No matter how much we learn about the lives of dinosaurs, much of the public's attention is focused on issues of attack and defense. How powerful was a Tyrannosaurus bite? How did Deinonychus hunt? Why did ankylosaurs have such impressive armor? Did Triceratops form herds to defend themselves? Again and again these questions pop up, and they are the focus on the program Clash of the Dinosaurs, just released on DVD.
Divided into four episodes—Extreme Survivors, Perfect Predators, The Defenders and Generations—Clash of the Dinosaurs breaks from the recent trend of all-cgi dinosaur docudramas to give paleontologists a prominent role in explaining the biology of several dinosaurs (and one pterosaur) that lived in North America during the Cretaceous. The standards Triceratops and Tyrannosaurus are present, as well as several other predators and herbivores such as Deinonychus and the large sauropod Sauroposeidon. Compared to other recent shows, the special effects used to bring these dinosaurs to life look pretty good, and I was happy to see some feathers on Deinonychus for once. Even so, the impressiveness of the reconstructions quickly fades as the same footage is used over and over and over again. The near-constant reuse of the same scenes makes one episode feel much the same as all the others, with the comments of the paleontologists representing the majority of the new content in each episode.
The educational content of each episode varies significantly, from accessible explanations of dinosaur anatomy to some unsupported speculations about dinosaur behavior (such as Bob Bakker's suggestion that a herd of Parasaurolophus could use low-register sounds to "scramble the brains" of an attacking predator). The trouble with this approach is that the documentary never really explains how we know what we say we know about dinosaurs. Watching the first two episodes with my in-laws during a visit, they were nearly constantly turning to me and asking, "how do they know that?" It would have been far better to get the talking heads of the program to discuss particular studies and dig a little deeper into the science on which the show was based. As is, the show paints a series of vignettes featuring dinosaurs but never really explains how we have come to understand these things about dinosaurs. Documentary filmmakers should stop being afraid of digging into science; people want to know the details of how we have come to understand the lives of dinosaurs. (And, speaking for myself, programs that showed the process of science were what inspired my interest in paleontology.)

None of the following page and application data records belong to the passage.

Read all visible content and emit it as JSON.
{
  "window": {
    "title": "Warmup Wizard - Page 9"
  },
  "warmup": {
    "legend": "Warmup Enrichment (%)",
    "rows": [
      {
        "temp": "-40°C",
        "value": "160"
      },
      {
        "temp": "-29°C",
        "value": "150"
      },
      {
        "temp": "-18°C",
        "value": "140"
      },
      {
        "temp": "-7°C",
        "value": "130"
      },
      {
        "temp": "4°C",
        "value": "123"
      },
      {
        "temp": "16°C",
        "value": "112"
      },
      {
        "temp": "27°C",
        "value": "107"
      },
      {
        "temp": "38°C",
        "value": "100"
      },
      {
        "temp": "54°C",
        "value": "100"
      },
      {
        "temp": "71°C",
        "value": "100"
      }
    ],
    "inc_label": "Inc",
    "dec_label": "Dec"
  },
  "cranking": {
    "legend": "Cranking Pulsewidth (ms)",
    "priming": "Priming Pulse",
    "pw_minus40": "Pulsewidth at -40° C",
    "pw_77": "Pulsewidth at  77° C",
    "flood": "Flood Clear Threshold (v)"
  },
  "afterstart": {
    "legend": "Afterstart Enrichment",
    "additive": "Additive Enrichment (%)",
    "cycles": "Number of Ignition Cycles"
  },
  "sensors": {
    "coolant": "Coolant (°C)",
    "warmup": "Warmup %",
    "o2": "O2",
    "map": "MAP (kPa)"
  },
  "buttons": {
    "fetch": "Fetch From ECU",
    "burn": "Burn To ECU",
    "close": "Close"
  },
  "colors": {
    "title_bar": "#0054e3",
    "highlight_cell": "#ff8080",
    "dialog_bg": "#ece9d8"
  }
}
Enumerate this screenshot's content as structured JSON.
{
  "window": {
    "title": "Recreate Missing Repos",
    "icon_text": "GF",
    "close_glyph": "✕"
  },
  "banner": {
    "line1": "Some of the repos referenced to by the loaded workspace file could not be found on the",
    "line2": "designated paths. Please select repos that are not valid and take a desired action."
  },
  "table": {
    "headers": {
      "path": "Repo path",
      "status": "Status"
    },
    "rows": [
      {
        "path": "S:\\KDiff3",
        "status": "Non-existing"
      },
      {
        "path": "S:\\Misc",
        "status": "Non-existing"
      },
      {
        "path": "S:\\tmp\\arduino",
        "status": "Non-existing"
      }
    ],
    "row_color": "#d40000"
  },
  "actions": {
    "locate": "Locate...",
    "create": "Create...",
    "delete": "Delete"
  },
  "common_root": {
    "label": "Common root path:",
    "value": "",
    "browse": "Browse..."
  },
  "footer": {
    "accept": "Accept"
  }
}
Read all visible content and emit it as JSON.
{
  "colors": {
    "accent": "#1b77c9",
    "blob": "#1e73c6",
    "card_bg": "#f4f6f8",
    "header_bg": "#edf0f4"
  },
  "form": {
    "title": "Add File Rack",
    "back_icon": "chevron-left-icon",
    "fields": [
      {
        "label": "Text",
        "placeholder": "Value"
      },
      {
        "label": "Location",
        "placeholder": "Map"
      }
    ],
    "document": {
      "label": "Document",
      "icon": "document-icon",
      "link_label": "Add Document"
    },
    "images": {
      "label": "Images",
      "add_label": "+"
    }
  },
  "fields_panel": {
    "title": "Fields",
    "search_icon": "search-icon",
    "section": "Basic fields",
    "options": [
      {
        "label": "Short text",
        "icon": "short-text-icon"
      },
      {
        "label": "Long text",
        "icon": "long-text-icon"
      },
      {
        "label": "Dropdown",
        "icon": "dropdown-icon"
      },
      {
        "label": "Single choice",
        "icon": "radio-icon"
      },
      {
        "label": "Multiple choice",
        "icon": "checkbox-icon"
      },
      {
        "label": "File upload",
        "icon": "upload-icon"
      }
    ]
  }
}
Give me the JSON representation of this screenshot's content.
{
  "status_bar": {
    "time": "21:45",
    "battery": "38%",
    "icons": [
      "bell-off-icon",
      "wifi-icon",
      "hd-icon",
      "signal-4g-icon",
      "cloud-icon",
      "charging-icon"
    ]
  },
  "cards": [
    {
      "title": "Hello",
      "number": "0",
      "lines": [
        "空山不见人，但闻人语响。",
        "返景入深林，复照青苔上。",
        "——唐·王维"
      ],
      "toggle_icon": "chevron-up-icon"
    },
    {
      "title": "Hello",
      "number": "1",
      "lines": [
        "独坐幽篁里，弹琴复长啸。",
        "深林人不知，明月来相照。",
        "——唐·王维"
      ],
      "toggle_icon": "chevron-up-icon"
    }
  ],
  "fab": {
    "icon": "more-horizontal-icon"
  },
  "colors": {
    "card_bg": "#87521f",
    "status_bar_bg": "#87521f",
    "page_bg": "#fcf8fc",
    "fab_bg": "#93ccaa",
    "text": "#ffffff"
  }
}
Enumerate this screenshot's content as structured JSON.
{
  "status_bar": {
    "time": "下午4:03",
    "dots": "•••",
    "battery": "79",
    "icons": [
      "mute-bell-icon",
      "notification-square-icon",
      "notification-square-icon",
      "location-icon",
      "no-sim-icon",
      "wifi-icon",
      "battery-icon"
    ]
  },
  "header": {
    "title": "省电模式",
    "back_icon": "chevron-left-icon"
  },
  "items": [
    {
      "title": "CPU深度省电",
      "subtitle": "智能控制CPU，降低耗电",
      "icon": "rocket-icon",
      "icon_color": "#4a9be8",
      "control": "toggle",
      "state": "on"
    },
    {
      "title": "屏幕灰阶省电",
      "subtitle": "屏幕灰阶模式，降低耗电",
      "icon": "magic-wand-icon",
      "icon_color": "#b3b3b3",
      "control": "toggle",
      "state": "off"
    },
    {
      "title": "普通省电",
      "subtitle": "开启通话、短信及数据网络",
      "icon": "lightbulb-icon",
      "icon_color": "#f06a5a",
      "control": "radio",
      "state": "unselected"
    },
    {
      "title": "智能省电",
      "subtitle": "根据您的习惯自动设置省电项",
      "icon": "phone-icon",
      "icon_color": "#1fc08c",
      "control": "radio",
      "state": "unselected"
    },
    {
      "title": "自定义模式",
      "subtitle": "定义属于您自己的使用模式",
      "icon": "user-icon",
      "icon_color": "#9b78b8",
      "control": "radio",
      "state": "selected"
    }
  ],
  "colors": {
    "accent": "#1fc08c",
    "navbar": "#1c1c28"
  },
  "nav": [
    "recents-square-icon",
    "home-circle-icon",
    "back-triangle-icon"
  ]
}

What I was most curious to see, however, was whether the creators of the show made good on their promise to amend the program. As I wrote last December, paleontologist Matt Wedel was shocked to see the original run of the program twist his words to make it sound like he was saying something he did not actually say. Wedel had explicitly attempted to debunk the idea that dinosaurs had a "second brain" in their rumps, yet Clash of the Dinosaurs presented a bit of film suggesting that Wedel endorsed such a view. After hearing Wedel's complaints the filmmakers agreed to edit the DVD release, and, to their credit, they appear to have removed it. Hopefully such incidents will not repeat themselves.
The DVD also includes a "preview" of the documentary When Dinosaurs Roamed America, but it is not much of an extra. Cobbled together out of clips from another show called When Dinosaurs Roamed North America and a few scenes shot at Utah's Dinosaur National Monument, this extra show is a throwaway which is not worth watching if you have any familiarity at all with dinosaurs.
In the end, Clash of the Dinosaurs feels like a wasted opportunity. The filmmakers assembled an all-star cast of paleontologists and had some great computer graphics, yet the sensationalistic and repetitive presentation of the show began to feel grating after the first 15 minutes. Instead of a detailed look at the physiology and biomechanics of dinosaurs, Clash of the Dinosaurs samples just enough paleontology to restore scenes of prehistoric violence replayed more times than I care to count.